Your task:
Copy out the lines of the material that include the string "Camera".

Given data:
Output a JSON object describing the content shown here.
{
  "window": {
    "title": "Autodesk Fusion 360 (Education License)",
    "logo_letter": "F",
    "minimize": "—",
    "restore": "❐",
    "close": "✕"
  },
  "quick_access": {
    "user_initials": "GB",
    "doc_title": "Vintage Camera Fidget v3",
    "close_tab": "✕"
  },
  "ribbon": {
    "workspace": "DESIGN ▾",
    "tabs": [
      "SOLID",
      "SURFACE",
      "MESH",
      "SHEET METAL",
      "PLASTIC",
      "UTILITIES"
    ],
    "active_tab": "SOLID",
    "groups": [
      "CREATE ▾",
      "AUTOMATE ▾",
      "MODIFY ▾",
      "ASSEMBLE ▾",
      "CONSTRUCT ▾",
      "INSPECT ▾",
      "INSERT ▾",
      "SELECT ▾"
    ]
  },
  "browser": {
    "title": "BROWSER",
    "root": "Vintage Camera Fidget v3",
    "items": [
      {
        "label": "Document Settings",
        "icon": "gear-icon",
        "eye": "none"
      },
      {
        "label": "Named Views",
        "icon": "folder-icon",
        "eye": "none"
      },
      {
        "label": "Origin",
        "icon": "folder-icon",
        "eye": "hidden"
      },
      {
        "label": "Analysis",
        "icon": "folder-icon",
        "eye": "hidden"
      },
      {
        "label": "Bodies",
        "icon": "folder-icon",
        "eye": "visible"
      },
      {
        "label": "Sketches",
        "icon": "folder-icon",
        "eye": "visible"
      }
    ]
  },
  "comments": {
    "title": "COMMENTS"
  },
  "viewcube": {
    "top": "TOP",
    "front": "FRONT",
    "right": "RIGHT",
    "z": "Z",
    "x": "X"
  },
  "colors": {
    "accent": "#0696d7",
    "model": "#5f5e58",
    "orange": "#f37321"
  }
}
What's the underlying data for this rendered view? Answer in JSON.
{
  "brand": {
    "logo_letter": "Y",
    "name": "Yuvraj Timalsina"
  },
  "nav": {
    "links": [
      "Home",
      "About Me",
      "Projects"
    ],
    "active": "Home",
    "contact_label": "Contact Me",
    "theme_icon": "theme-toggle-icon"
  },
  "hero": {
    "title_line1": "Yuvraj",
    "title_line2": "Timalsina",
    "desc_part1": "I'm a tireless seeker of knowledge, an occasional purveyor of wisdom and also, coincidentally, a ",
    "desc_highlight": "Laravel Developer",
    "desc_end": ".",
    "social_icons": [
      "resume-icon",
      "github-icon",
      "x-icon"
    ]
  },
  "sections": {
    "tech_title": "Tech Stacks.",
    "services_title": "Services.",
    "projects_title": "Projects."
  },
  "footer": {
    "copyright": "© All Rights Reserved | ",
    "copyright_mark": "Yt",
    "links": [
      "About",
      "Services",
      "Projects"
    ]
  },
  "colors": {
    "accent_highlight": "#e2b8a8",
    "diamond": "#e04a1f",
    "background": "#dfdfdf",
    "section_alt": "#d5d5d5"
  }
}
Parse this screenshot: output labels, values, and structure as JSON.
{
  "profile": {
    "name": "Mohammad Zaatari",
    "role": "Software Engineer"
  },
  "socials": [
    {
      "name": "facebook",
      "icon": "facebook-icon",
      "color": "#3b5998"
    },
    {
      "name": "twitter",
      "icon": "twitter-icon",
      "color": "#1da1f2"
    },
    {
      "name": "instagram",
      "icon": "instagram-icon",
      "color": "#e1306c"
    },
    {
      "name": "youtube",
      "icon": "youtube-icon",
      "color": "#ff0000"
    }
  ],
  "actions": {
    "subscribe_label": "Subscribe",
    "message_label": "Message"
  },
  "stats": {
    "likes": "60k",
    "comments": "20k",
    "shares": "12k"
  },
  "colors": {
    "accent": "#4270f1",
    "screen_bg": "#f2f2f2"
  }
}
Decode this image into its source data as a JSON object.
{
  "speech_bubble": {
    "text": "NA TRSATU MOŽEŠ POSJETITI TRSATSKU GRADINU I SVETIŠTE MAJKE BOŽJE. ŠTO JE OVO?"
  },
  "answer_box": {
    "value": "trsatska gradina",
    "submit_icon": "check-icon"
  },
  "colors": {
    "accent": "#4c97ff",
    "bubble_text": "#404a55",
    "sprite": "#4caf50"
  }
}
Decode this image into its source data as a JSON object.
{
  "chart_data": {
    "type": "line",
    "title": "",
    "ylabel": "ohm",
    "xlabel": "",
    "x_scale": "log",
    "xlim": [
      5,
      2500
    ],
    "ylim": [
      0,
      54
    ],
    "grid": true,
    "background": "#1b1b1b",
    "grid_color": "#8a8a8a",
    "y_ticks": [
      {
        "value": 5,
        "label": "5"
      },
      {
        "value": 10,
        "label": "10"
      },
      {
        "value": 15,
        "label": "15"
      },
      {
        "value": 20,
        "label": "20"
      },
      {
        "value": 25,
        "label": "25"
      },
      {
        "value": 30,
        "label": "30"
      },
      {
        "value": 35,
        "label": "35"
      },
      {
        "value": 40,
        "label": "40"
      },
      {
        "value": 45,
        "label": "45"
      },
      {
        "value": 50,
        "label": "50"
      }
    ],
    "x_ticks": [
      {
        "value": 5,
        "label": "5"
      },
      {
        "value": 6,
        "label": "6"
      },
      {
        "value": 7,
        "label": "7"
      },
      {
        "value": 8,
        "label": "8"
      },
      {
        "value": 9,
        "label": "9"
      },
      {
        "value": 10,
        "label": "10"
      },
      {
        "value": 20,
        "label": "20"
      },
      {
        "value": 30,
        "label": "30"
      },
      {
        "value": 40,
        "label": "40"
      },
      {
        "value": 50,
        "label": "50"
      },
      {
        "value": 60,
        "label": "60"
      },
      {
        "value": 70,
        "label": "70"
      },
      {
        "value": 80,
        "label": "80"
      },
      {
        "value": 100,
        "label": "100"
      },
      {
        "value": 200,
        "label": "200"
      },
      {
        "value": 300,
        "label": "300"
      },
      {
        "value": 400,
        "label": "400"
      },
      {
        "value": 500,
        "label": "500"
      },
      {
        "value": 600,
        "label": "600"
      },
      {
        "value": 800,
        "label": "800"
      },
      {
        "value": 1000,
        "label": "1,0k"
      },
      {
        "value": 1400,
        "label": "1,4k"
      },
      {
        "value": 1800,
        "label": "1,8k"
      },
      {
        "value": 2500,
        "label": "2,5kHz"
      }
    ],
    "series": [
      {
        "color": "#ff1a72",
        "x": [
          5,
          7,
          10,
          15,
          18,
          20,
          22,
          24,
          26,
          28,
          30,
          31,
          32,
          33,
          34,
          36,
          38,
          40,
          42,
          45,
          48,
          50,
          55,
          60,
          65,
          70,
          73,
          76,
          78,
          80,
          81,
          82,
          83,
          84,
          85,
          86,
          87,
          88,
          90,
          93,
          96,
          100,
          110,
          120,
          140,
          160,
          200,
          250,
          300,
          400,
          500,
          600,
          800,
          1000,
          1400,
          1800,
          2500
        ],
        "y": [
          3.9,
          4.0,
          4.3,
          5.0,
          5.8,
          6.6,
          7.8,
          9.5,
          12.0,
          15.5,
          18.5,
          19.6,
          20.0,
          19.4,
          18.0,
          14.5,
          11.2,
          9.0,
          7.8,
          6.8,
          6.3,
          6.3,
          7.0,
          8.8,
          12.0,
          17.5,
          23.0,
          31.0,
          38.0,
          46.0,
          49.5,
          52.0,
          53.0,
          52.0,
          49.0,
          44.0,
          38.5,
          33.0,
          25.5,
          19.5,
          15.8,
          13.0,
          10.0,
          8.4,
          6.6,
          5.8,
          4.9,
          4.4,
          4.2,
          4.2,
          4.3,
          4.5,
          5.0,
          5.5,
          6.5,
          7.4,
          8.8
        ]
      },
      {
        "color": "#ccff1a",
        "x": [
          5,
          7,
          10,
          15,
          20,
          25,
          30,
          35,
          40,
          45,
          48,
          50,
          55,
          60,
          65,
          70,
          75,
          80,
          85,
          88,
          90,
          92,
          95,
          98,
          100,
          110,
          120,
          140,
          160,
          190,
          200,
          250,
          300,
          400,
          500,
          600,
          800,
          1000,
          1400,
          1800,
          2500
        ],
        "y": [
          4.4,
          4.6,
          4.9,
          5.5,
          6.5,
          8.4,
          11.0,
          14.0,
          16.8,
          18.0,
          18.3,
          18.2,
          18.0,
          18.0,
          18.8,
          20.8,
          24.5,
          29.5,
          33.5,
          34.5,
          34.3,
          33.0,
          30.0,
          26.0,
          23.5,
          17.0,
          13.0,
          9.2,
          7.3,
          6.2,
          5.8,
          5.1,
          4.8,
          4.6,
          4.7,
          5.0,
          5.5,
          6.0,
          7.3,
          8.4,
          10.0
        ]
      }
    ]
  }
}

Exercise answer:
    "doc_title": "Vintage Camera Fidget v3",
    "root": "Vintage Camera Fidget v3",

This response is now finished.